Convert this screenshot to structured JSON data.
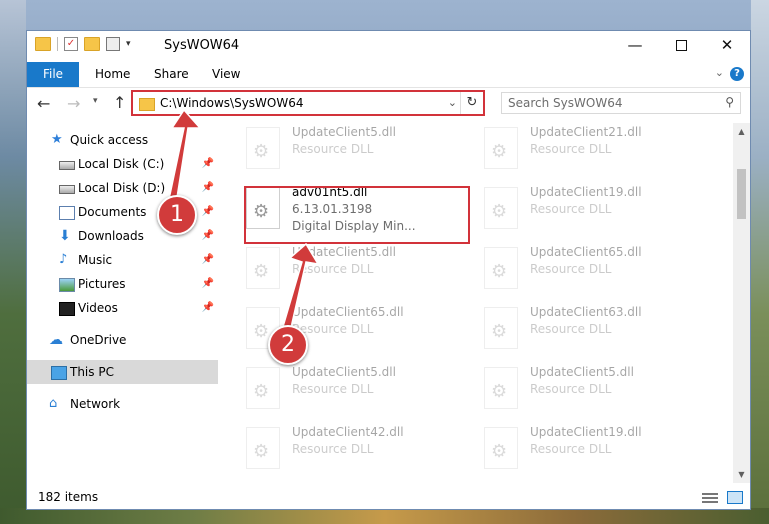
{
  "window": {
    "title": "SysWOW64"
  },
  "ribbon": {
    "tabs": [
      "File",
      "Home",
      "Share",
      "View"
    ]
  },
  "address": {
    "path": "C:\\Windows\\SysWOW64"
  },
  "search": {
    "placeholder": "Search SysWOW64"
  },
  "sidebar": {
    "items": [
      {
        "label": "Quick access",
        "icon": "star-icon"
      },
      {
        "label": "Local Disk (C:)",
        "icon": "drive-icon",
        "pinned": true
      },
      {
        "label": "Local Disk (D:)",
        "icon": "drive-icon",
        "pinned": true
      },
      {
        "label": "Documents",
        "icon": "documents-icon",
        "pinned": true
      },
      {
        "label": "Downloads",
        "icon": "download-icon",
        "pinned": true
      },
      {
        "label": "Music",
        "icon": "music-icon",
        "pinned": true
      },
      {
        "label": "Pictures",
        "icon": "pictures-icon",
        "pinned": true
      },
      {
        "label": "Videos",
        "icon": "videos-icon",
        "pinned": true
      },
      {
        "label": "OneDrive",
        "icon": "cloud-icon"
      },
      {
        "label": "This PC",
        "icon": "computer-icon",
        "selected": true
      },
      {
        "label": "Network",
        "icon": "network-icon"
      }
    ]
  },
  "files": [
    {
      "name": "UpdateClient5.dll",
      "type": "Resource DLL"
    },
    {
      "name": "UpdateClient21.dll",
      "type": "Resource DLL"
    },
    {
      "name": "adv01nt5.dll",
      "version": "6.13.01.3198",
      "description": "Digital Display Min..."
    },
    {
      "name": "UpdateClient19.dll",
      "type": "Resource DLL"
    },
    {
      "name": "UpdateClient5.dll",
      "type": "Resource DLL"
    },
    {
      "name": "UpdateClient65.dll",
      "type": "Resource DLL"
    },
    {
      "name": "UpdateClient65.dll",
      "type": "Resource DLL"
    },
    {
      "name": "UpdateClient63.dll",
      "type": "Resource DLL"
    },
    {
      "name": "UpdateClient5.dll",
      "type": "Resource DLL"
    },
    {
      "name": "UpdateClient5.dll",
      "type": "Resource DLL"
    },
    {
      "name": "UpdateClient42.dll",
      "type": "Resource DLL"
    },
    {
      "name": "UpdateClient19.dll",
      "type": "Resource DLL"
    }
  ],
  "status": {
    "count": "182 items"
  },
  "callouts": [
    "1",
    "2"
  ],
  "colors": {
    "accent": "#1979ca",
    "highlight": "#d2323a"
  }
}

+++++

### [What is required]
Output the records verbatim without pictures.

### [Result below]
Convert this screenshot to structured JSON data.
{
  "window": {
    "title": "SysWOW64"
  },
  "ribbon": {
    "tabs": [
      "File",
      "Home",
      "Share",
      "View"
    ]
  },
  "address": {
    "path": "C:\\Windows\\SysWOW64"
  },
  "search": {
    "placeholder": "Search SysWOW64"
  },
  "sidebar": {
    "items": [
      {
        "label": "Quick access",
        "icon": "star-icon"
      },
      {
        "label": "Local Disk (C:)",
        "icon": "drive-icon",
        "pinned": true
      },
      {
        "label": "Local Disk (D:)",
        "icon": "drive-icon",
        "pinned": true
      },
      {
        "label": "Documents",
        "icon": "documents-icon",
        "pinned": true
      },
      {
        "label": "Downloads",
        "icon": "download-icon",
        "pinned": true
      },
      {
        "label": "Music",
        "icon": "music-icon",
        "pinned": true
      },
      {
        "label": "Pictures",
        "icon": "pictures-icon",
        "pinned": true
      },
      {
        "label": "Videos",
        "icon": "videos-icon",
        "pinned": true
      },
      {
        "label": "OneDrive",
        "icon": "cloud-icon"
      },
      {
        "label": "This PC",
        "icon": "computer-icon",
        "selected": true
      },
      {
        "label": "Network",
        "icon": "network-icon"
      }
    ]
  },
  "files": [
    {
      "name": "UpdateClient5.dll",
      "type": "Resource DLL"
    },
    {
      "name": "UpdateClient21.dll",
      "type": "Resource DLL"
    },
    {
      "name": "adv01nt5.dll",
      "version": "6.13.01.3198",
      "description": "Digital Display Min..."
    },
    {
      "name": "UpdateClient19.dll",
      "type": "Resource DLL"
    },
    {
      "name": "UpdateClient5.dll",
      "type": "Resource DLL"
    },
    {
      "name": "UpdateClient65.dll",
      "type": "Resource DLL"
    },
    {
      "name": "UpdateClient65.dll",
      "type": "Resource DLL"
    },
    {
      "name": "UpdateClient63.dll",
      "type": "Resource DLL"
    },
    {
      "name": "UpdateClient5.dll",
      "type": "Resource DLL"
    },
    {
      "name": "UpdateClient5.dll",
      "type": "Resource DLL"
    },
    {
      "name": "UpdateClient42.dll",
      "type": "Resource DLL"
    },
    {
      "name": "UpdateClient19.dll",
      "type": "Resource DLL"
    }
  ],
  "status": {
    "count": "182 items"
  },
  "callouts": [
    "1",
    "2"
  ],
  "colors": {
    "accent": "#1979ca",
    "highlight": "#d2323a"
  }
}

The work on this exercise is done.